- Task to complete -
In your answer, every line of the records should be written out exactly.

[Start of Attachment]

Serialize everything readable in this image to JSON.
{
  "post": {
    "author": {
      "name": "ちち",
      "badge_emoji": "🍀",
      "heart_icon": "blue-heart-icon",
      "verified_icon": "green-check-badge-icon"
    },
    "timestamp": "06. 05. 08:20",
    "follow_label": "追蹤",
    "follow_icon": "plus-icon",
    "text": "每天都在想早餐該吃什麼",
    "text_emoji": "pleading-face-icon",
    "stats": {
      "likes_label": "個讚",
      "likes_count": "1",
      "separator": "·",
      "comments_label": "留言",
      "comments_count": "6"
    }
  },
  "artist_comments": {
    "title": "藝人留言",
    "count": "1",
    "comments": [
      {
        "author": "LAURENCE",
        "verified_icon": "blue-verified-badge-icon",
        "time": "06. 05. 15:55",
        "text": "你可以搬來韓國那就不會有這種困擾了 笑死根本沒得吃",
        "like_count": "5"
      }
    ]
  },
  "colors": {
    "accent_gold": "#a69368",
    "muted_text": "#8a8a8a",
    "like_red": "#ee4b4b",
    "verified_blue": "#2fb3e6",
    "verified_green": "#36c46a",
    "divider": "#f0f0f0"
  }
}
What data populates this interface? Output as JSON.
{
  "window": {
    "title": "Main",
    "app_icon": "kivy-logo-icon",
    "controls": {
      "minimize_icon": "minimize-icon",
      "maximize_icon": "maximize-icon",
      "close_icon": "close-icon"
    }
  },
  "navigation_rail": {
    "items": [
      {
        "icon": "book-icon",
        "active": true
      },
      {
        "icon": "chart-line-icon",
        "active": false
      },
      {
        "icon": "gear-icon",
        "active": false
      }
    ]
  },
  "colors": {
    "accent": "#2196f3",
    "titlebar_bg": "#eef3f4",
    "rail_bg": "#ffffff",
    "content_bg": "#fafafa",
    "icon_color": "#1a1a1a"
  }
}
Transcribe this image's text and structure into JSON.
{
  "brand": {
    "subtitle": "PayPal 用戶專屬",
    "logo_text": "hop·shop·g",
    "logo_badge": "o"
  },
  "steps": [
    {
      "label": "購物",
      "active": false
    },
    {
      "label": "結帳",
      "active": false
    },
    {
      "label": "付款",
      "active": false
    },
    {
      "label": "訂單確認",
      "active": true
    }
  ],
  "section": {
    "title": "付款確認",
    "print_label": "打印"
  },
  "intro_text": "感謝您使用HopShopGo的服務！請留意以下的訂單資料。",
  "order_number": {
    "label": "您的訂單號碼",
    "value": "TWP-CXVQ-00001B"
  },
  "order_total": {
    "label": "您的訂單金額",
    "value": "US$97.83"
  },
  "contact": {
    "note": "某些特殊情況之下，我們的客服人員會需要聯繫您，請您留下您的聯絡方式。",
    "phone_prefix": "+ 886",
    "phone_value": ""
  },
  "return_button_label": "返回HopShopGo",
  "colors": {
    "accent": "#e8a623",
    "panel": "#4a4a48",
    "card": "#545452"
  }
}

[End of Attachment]

- Written answer -
Serialize everything readable in this image to JSON.
{
  "post": {
    "author": {
      "name": "ちち",
      "badge_emoji": "🍀",
      "heart_icon": "blue-heart-icon",
      "verified_icon": "green-check-badge-icon"
    },
    "timestamp": "06. 05. 08:20",
    "follow_label": "追蹤",
    "follow_icon": "plus-icon",
    "text": "每天都在想早餐該吃什麼",
    "text_emoji": "pleading-face-icon",
    "stats": {
      "likes_label": "個讚",
      "likes_count": "1",
      "separator": "·",
      "comments_label": "留言",
      "comments_count": "6"
    }
  },
  "artist_comments": {
    "title": "藝人留言",
    "count": "1",
    "comments": [
      {
        "author": "LAURENCE",
        "verified_icon": "blue-verified-badge-icon",
        "time": "06. 05. 15:55",
        "text": "你可以搬來韓國那就不會有這種困擾了 笑死根本沒得吃",
        "like_count": "5"
      }
    ]
  },
  "colors": {
    "accent_gold": "#a69368",
    "muted_text": "#8a8a8a",
    "like_red": "#ee4b4b",
    "verified_blue": "#2fb3e6",
    "verified_green": "#36c46a",
    "divider": "#f0f0f0"
  }
}
What data populates this interface? Output as JSON.
{
  "window": {
    "title": "Main",
    "app_icon": "kivy-logo-icon",
    "controls": {
      "minimize_icon": "minimize-icon",
      "maximize_icon": "maximize-icon",
      "close_icon": "close-icon"
    }
  },
  "navigation_rail": {
    "items": [
      {
        "icon": "book-icon",
        "active": true
      },
      {
        "icon": "chart-line-icon",
        "active": false
      },
      {
        "icon": "gear-icon",
        "active": false
      }
    ]
  },
  "colors": {
    "accent": "#2196f3",
    "titlebar_bg": "#eef3f4",
    "rail_bg": "#ffffff",
    "content_bg": "#fafafa",
    "icon_color": "#1a1a1a"
  }
}
Transcribe this image's text and structure into JSON.
{
  "brand": {
    "subtitle": "PayPal 用戶專屬",
    "logo_text": "hop·shop·g",
    "logo_badge": "o"
  },
  "steps": [
    {
      "label": "購物",
      "active": false
    },
    {
      "label": "結帳",
      "active": false
    },
    {
      "label": "付款",
      "active": false
    },
    {
      "label": "訂單確認",
      "active": true
    }
  ],
  "section": {
    "title": "付款確認",
    "print_label": "打印"
  },
  "intro_text": "感謝您使用HopShopGo的服務！請留意以下的訂單資料。",
  "order_number": {
    "label": "您的訂單號碼",
    "value": "TWP-CXVQ-00001B"
  },
  "order_total": {
    "label": "您的訂單金額",
    "value": "US$97.83"
  },
  "contact": {
    "note": "某些特殊情況之下，我們的客服人員會需要聯繫您，請您留下您的聯絡方式。",
    "phone_prefix": "+ 886",
    "phone_value": ""
  },
  "return_button_label": "返回HopShopGo",
  "colors": {
    "accent": "#e8a623",
    "panel": "#4a4a48",
    "card": "#545452"
  }
}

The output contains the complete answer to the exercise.